Leveraging refers to the simple act of borrowing X USD on the basis of the collateral of Y USD, such that X >> Y. So, X/Y = m refers to the leverage ratio at play. This ratio is assumed to be "stable" over the life time of a trade. However, as the net value of Y as measured in the market reduces, the leverage factor m increases. It is clear over the past year or so, banks have been actively involved in an effort to deleverage. The consequences are unclear in the long run - however, there seems to be emerging consensus that the aftereffects of this are likely to be significant. The effects of this reduction in leverage in the FX market is particularly interesting and complex. The order of complexity is furthered by the squeeze in the credit market. While the sentiment on the US economy is remarkably short -- the question regarding the USD is more complex.

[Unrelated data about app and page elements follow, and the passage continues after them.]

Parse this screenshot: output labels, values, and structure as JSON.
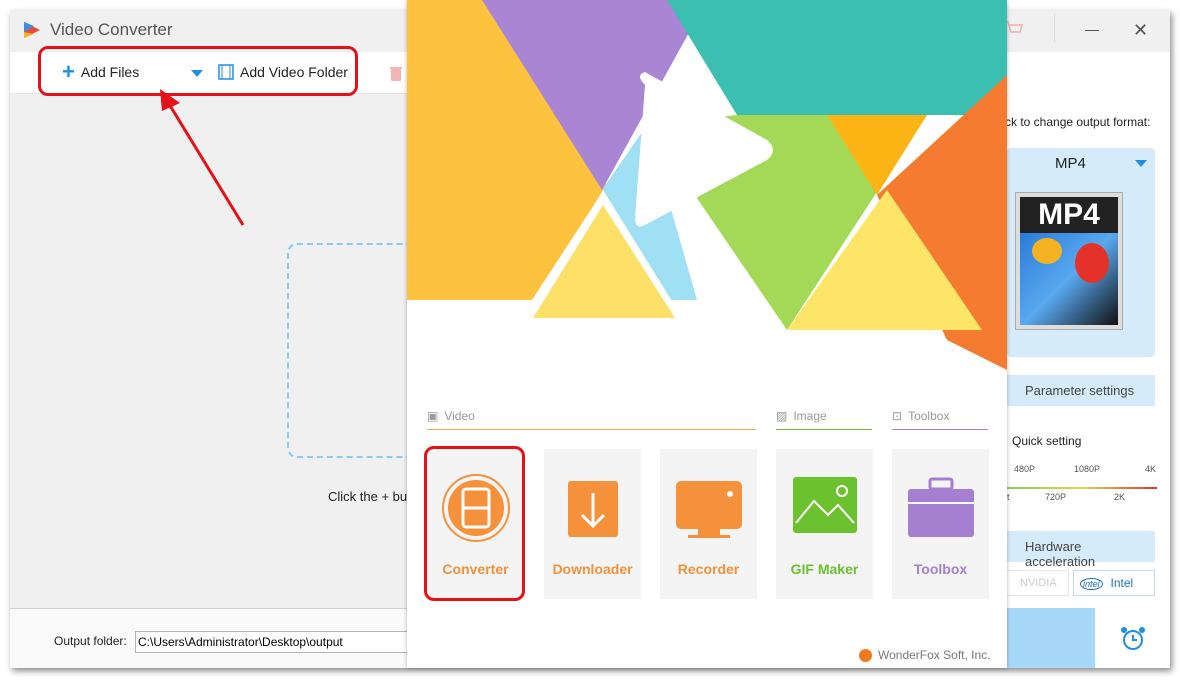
{
  "window": {
    "title": "Video Converter"
  },
  "toolbar": {
    "add_files": "Add Files",
    "add_video_folder": "Add Video Folder"
  },
  "main": {
    "hint": "Click the + bu",
    "output_folder_label": "Output folder:",
    "output_folder_value": "C:\\Users\\Administrator\\Desktop\\output"
  },
  "right_panel": {
    "format_prompt": "ck to change output format:",
    "format": "MP4",
    "format_thumb_label": "MP4",
    "parameter_settings": "Parameter settings",
    "quick_setting": "Quick setting",
    "quality_top": [
      "480P",
      "1080P",
      "4K"
    ],
    "quality_bottom": [
      "lt",
      "720P",
      "2K"
    ],
    "hardware_acceleration": "Hardware acceleration",
    "gpu_nvidia": "NVIDIA",
    "gpu_intel": "Intel",
    "gpu_intel_logo": "intel"
  },
  "splash": {
    "categories": {
      "video": "Video",
      "image": "Image",
      "toolbox": "Toolbox"
    },
    "tiles": [
      {
        "label": "Converter",
        "color": "#f5903b",
        "icon": "converter-film-icon"
      },
      {
        "label": "Downloader",
        "color": "#f5903b",
        "icon": "download-film-icon"
      },
      {
        "label": "Recorder",
        "color": "#f5903b",
        "icon": "screen-record-icon"
      },
      {
        "label": "GIF Maker",
        "color": "#6cc12e",
        "icon": "image-mountain-icon"
      },
      {
        "label": "Toolbox",
        "color": "#a57fd0",
        "icon": "toolbox-icon"
      }
    ],
    "footer": "WonderFox Soft, Inc."
  },
  "colors": {
    "highlight": "#e5101a",
    "accent": "#1e90e0",
    "panel_blue": "#d6ebfa"
  }
}
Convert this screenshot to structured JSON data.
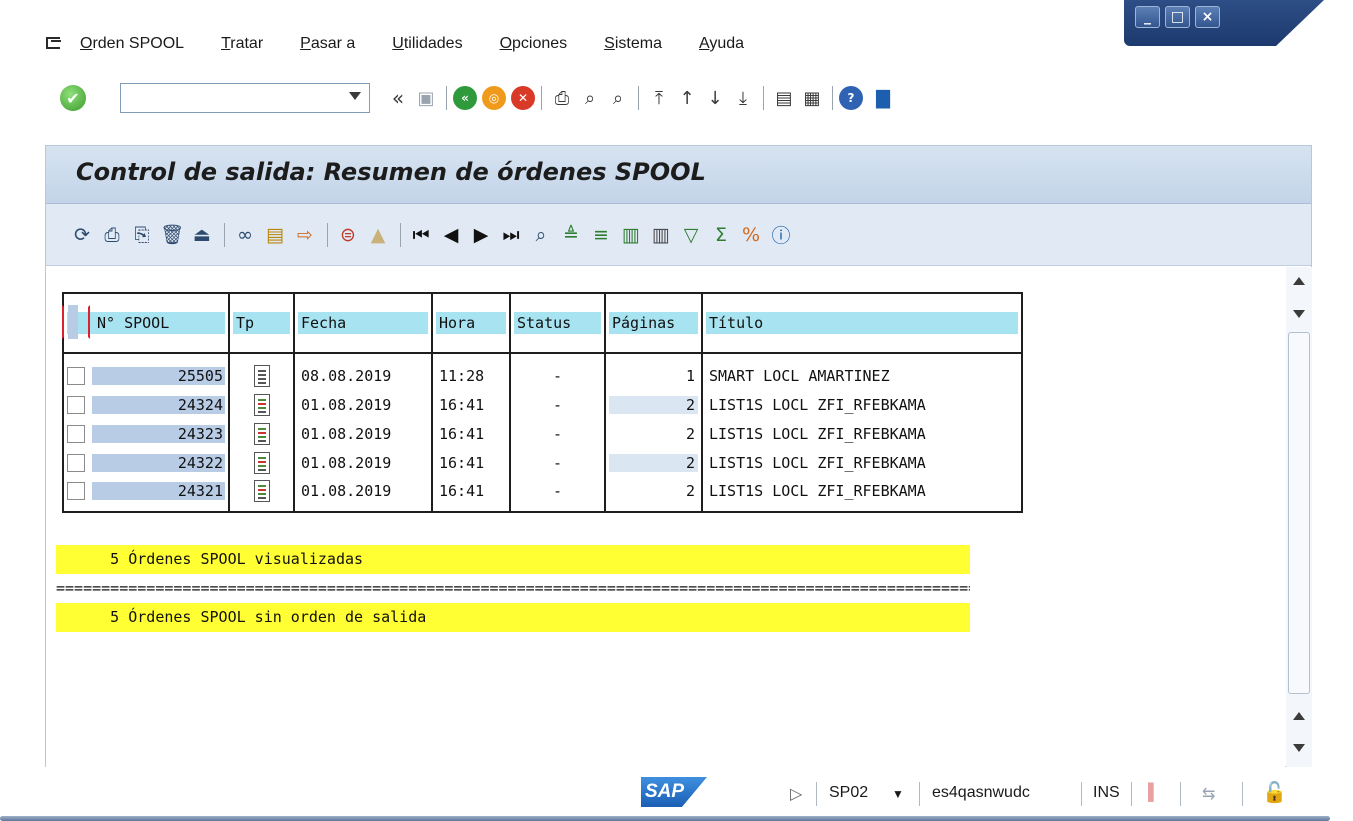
{
  "window": {
    "minimize": "_",
    "maximize": "□",
    "close": "×"
  },
  "menu": [
    {
      "pre": "",
      "ul": "O",
      "post": "rden SPOOL"
    },
    {
      "pre": "",
      "ul": "T",
      "post": "ratar"
    },
    {
      "pre": "",
      "ul": "P",
      "post": "asar a"
    },
    {
      "pre": "",
      "ul": "U",
      "post": "tilidades"
    },
    {
      "pre": "",
      "ul": "O",
      "post": "pciones"
    },
    {
      "pre": "",
      "ul": "S",
      "post": "istema"
    },
    {
      "pre": "",
      "ul": "A",
      "post": "yuda"
    }
  ],
  "toolbar": {
    "command_value": "",
    "icons": [
      "enter-icon",
      "command-dropdown-icon",
      "collapse-icon",
      "save-icon",
      "back-icon",
      "exit-icon",
      "cancel-icon",
      "print-icon",
      "find-icon",
      "find-next-icon",
      "first-page-icon",
      "prev-page-icon",
      "next-page-icon",
      "last-page-icon",
      "new-session-icon",
      "shortcut-icon",
      "help-icon",
      "layout-icon"
    ]
  },
  "page": {
    "title": "Control de salida: Resumen de órdenes SPOOL"
  },
  "app_toolbar": {
    "icons": [
      "refresh-icon",
      "print-directly-icon",
      "print-with-changed-params-icon",
      "delete-icon",
      "send-icon",
      "display-contents-icon",
      "display-in-maximum-icon",
      "forward-icon",
      "output-requests-icon",
      "output-attributes-icon",
      "first-entry-icon",
      "previous-entry-icon",
      "next-entry-icon",
      "last-entry-icon",
      "find-icon",
      "sort-ascending-icon",
      "sort-descending-icon",
      "select-layout-icon",
      "save-layout-icon",
      "filter-icon",
      "total-icon",
      "subtotal-icon",
      "info-icon"
    ]
  },
  "table": {
    "headers": {
      "spool": "N° SPOOL",
      "type": "Tp",
      "date": "Fecha",
      "time": "Hora",
      "status": "Status",
      "pages": "Páginas",
      "title": "Título"
    },
    "rows": [
      {
        "spool": "25505",
        "type": "document-icon",
        "date": "08.08.2019",
        "time": "11:28",
        "status": "-",
        "pages": "1",
        "title": "SMART LOCL AMARTINEZ"
      },
      {
        "spool": "24324",
        "type": "list-icon",
        "date": "01.08.2019",
        "time": "16:41",
        "status": "-",
        "pages": "2",
        "title": "LIST1S LOCL ZFI_RFEBKAMA"
      },
      {
        "spool": "24323",
        "type": "list-icon",
        "date": "01.08.2019",
        "time": "16:41",
        "status": "-",
        "pages": "2",
        "title": "LIST1S LOCL ZFI_RFEBKAMA"
      },
      {
        "spool": "24322",
        "type": "list-icon",
        "date": "01.08.2019",
        "time": "16:41",
        "status": "-",
        "pages": "2",
        "title": "LIST1S LOCL ZFI_RFEBKAMA"
      },
      {
        "spool": "24321",
        "type": "list-icon",
        "date": "01.08.2019",
        "time": "16:41",
        "status": "-",
        "pages": "2",
        "title": "LIST1S LOCL ZFI_RFEBKAMA"
      }
    ]
  },
  "summary": {
    "line1": "      5 Órdenes SPOOL visualizadas",
    "separator": "==========================================================================================================",
    "line2": "      5 Órdenes SPOOL sin orden de salida"
  },
  "status_bar": {
    "logo": "SAP",
    "transaction": "SP02",
    "server": "es4qasnwudc",
    "mode": "INS"
  }
}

One, particular confluence of credit and FX markets is the freeze up in the lending markets. In a fine essay by Thomas Stolper and others - they hint at the mechanics and the consequences of this relationship. Most banks have short dated FX obligations and longer dated domestic currency obligations. As the overseas short term lending markets freeze -- we get banks scrambling to find assets to pay out their obligations. Since most central bank lending mechanisms only lend in their domestic currencies -- most banks are forced to borrow domestically, convert that into the foreign currency and payout. The dollar denominated debts are the highest in the world, followed by Euro denominated and so on. So, as the US lending market freezes - one should the rising demand in the USD (as counterintuitive as it might seem).
However, this is one piece of the puzzle. The trader is only concerned with the net flow of dollars and changes in value - however, it is important to keep in mind the market imperfection (frozen credit markets) work its way through structural constrains.